A college visit by New York pilot Louis Obergh and his 17-year-old daughter Rachel could have easily ended in tragedy, but instead it ended with a hug. Obergh was flying his Cirrus SR22 home to Republic Airport in Farmingdale on March 5 when the engine quit about nine miles out.
Obergh told the New York Post that he had already begun his descent, and had just 2,000 feet of altitude to work with over the densely populated area of Long Island. His daughter stayed “calm and cool” as her father attempted to restart the engine, but time was not on this pilot’s side.
“So I had to make the decision on whether to try to land or pull the parachute,” Obergh told the newspaper. “When you have a 17-year-old daughter on board, your first instinct is to pull the ’chute. You’re not near an airport, and you don’t want to hit trees at 80 or 100 miles per hour.”
A nearby surveillance camera captured the touchdown as the stricken Cirrus came to rest in front of Pall Corp. on Marcus Boulevard in Hauppauge, New York. The landing gear splayed as the aircraft touched down, absorbing some of the energy. Cirrus Airframe Parachute System deployments are not gentle, as pilots who have been there can tell you, but they do save lives.
A growing number of parachute deployments have been captured by cameras, including the CAPS activation by former Walmart CEO Bill Simon in November. Both Cirrus Aircraft and the Cirrus Owners and Pilots Association celebrate these saves (COPA reports Obergh’s rescue was number 63), and have stressed in recent years that pilots should not hesitate to activate.

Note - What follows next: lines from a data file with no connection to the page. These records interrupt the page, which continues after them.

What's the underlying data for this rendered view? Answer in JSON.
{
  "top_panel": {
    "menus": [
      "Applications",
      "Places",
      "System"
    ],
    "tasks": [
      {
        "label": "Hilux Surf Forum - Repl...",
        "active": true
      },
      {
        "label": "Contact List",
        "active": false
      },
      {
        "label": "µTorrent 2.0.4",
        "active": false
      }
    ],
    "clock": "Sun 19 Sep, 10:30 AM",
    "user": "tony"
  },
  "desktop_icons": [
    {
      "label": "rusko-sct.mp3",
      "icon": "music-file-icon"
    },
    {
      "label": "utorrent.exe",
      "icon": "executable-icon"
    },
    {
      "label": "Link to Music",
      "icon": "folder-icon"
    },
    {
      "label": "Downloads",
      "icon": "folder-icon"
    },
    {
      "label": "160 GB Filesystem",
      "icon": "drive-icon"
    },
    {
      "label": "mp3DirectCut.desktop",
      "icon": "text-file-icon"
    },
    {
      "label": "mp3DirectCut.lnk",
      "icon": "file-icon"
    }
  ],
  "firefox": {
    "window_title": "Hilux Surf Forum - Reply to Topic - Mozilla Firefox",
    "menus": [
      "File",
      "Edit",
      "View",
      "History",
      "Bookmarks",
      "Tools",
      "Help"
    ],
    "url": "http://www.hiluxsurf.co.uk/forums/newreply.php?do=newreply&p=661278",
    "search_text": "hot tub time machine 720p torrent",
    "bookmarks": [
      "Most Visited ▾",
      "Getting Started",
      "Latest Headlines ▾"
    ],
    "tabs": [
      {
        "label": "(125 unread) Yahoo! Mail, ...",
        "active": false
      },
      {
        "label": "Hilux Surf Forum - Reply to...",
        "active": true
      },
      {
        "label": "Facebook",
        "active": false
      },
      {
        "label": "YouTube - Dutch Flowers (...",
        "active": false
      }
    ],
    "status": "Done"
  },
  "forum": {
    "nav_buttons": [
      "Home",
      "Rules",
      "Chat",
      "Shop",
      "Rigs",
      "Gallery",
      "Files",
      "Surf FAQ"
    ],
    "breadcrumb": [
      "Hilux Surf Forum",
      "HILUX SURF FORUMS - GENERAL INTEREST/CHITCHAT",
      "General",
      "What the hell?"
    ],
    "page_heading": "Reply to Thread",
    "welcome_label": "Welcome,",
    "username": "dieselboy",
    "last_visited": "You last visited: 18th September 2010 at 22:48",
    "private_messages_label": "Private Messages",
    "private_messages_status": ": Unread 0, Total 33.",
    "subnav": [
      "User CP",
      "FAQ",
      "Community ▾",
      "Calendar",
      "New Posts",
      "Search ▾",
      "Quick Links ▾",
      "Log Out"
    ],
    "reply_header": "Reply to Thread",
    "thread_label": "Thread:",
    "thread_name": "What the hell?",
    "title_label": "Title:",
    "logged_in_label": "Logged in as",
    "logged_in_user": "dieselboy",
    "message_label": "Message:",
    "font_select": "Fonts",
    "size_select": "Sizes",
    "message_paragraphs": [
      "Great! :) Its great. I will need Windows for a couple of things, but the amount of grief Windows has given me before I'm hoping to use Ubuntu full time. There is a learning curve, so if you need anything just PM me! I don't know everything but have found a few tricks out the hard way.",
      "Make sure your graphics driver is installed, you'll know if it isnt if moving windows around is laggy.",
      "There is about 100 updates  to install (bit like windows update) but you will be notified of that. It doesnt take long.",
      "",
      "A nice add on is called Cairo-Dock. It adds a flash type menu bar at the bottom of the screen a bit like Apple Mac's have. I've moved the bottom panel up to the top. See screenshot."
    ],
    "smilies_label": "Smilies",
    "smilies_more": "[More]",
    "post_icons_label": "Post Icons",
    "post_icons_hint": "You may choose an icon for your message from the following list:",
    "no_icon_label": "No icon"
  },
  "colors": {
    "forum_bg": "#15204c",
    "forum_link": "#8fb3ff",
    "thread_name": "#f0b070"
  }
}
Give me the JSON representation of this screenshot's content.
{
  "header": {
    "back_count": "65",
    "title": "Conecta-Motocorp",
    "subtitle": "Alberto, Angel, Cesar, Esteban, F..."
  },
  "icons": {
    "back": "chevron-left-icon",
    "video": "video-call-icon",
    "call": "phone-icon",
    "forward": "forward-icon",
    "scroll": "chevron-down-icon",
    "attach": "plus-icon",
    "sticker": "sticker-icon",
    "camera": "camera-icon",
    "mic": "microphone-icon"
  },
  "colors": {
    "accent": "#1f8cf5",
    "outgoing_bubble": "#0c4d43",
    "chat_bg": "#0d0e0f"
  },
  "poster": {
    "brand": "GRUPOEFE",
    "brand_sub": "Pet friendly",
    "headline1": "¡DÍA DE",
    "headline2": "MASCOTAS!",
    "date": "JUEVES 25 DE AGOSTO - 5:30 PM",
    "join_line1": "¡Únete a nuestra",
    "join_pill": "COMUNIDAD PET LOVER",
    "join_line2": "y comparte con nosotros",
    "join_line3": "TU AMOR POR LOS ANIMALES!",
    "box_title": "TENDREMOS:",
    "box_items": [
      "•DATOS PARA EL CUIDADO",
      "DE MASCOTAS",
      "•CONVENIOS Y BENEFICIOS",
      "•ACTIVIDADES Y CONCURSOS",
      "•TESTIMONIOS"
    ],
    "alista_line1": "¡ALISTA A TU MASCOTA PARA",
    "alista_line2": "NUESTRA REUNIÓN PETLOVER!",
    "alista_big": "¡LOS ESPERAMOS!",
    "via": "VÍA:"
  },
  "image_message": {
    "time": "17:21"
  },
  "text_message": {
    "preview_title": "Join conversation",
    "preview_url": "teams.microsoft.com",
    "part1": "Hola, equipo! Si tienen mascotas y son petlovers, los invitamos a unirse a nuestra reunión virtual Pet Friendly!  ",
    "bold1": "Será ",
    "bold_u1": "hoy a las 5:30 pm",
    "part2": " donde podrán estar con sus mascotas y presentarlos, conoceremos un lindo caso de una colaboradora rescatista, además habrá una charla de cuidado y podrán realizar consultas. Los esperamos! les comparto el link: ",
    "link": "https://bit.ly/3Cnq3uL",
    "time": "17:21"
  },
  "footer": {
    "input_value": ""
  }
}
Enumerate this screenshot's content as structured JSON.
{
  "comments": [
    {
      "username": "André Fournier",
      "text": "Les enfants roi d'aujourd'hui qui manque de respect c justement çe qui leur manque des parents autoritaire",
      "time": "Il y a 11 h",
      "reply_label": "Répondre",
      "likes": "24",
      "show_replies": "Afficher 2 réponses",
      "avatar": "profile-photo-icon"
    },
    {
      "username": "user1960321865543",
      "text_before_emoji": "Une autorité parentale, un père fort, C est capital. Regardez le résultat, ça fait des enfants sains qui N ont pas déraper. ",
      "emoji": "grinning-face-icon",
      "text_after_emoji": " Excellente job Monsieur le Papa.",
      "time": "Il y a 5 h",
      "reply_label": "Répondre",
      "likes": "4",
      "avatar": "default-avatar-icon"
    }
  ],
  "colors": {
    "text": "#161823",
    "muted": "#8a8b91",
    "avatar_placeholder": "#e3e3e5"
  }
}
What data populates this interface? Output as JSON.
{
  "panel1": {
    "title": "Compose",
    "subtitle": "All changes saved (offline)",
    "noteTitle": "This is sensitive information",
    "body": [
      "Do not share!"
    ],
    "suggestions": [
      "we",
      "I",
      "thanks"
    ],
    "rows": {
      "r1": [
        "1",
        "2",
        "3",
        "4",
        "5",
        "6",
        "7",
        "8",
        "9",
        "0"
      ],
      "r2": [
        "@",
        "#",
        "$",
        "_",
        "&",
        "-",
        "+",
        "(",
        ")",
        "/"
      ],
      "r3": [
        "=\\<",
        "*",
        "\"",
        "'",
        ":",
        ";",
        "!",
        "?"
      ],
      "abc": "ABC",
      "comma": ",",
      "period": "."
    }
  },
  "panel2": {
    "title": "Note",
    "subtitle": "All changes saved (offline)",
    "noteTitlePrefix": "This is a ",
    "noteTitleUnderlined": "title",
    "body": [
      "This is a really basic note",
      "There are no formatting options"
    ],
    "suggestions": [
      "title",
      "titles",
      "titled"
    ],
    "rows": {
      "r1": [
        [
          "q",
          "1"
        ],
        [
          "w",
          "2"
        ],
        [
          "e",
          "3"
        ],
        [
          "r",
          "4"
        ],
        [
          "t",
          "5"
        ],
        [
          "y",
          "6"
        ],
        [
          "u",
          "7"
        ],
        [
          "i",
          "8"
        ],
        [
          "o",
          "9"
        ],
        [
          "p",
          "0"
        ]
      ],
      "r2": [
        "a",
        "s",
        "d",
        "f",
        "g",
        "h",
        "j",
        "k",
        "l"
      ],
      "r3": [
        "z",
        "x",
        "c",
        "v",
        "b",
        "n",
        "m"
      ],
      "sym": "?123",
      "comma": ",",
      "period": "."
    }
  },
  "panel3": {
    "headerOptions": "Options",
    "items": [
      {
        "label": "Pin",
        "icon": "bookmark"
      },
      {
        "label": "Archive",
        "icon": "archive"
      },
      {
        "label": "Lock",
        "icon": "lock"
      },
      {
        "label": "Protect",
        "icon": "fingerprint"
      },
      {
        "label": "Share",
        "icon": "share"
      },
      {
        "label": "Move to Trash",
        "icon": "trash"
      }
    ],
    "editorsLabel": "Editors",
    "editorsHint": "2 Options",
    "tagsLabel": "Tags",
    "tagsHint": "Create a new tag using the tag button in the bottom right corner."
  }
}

The surveillance camera in Hauppauge continued to roll as first responders arrived on the scene, with photographer Victor Alcorn hot on their heels. Alcorn had been monitoring the police and fire radio, and expected to find a very different scene. He was astonished to find two healthy people and an airplane resting under parachute shrouds, looking almost as if it had been placed there on purpose to decorate the building.
“This is new to me,” Alcorn said in a March 8 telephone interview. “That’s an industrial area over there ... if they didn’t have the parachute, what lives would have been, besides their own, at stake? That’s a system that should be pushed, just like the airbags in the car.”
Alcorn said father and daughter escaped with barely a scratch, a minor cut on his forehead, and despite some post-landing jitters both father and daughter were in good spirits and agreed to have their picture taken in front of the airplane (and parachute) that had probably saved their lives.
“I told him, ‘play Lotto or something,’” Alcorn recalled. “This is a miracle.”
The technology and pilot training behind that “miracle” are major selling points for Cirrus, which offers standardized training for owners. Ballistic airframe parachute technology also has been made available to other aircraft manufacturers, and is becoming more widely available as either standard or optional equipment.
Obergh had enough time to say just two words to his daughter as he reached for the handle to deploy the parachute: “Hang on.”
“That’s what I did,” Rachel told the Post. “I was too in shock to say anything. It’s like life flashes before your eyes.”
Father and daughter embraced each other as Alcorn snapped photos of the survivors of CAPS deployment number 63. Rachel Obergh said the University of Rhode Island remains on her list despite the dramatic journey home, the Associated Press reported.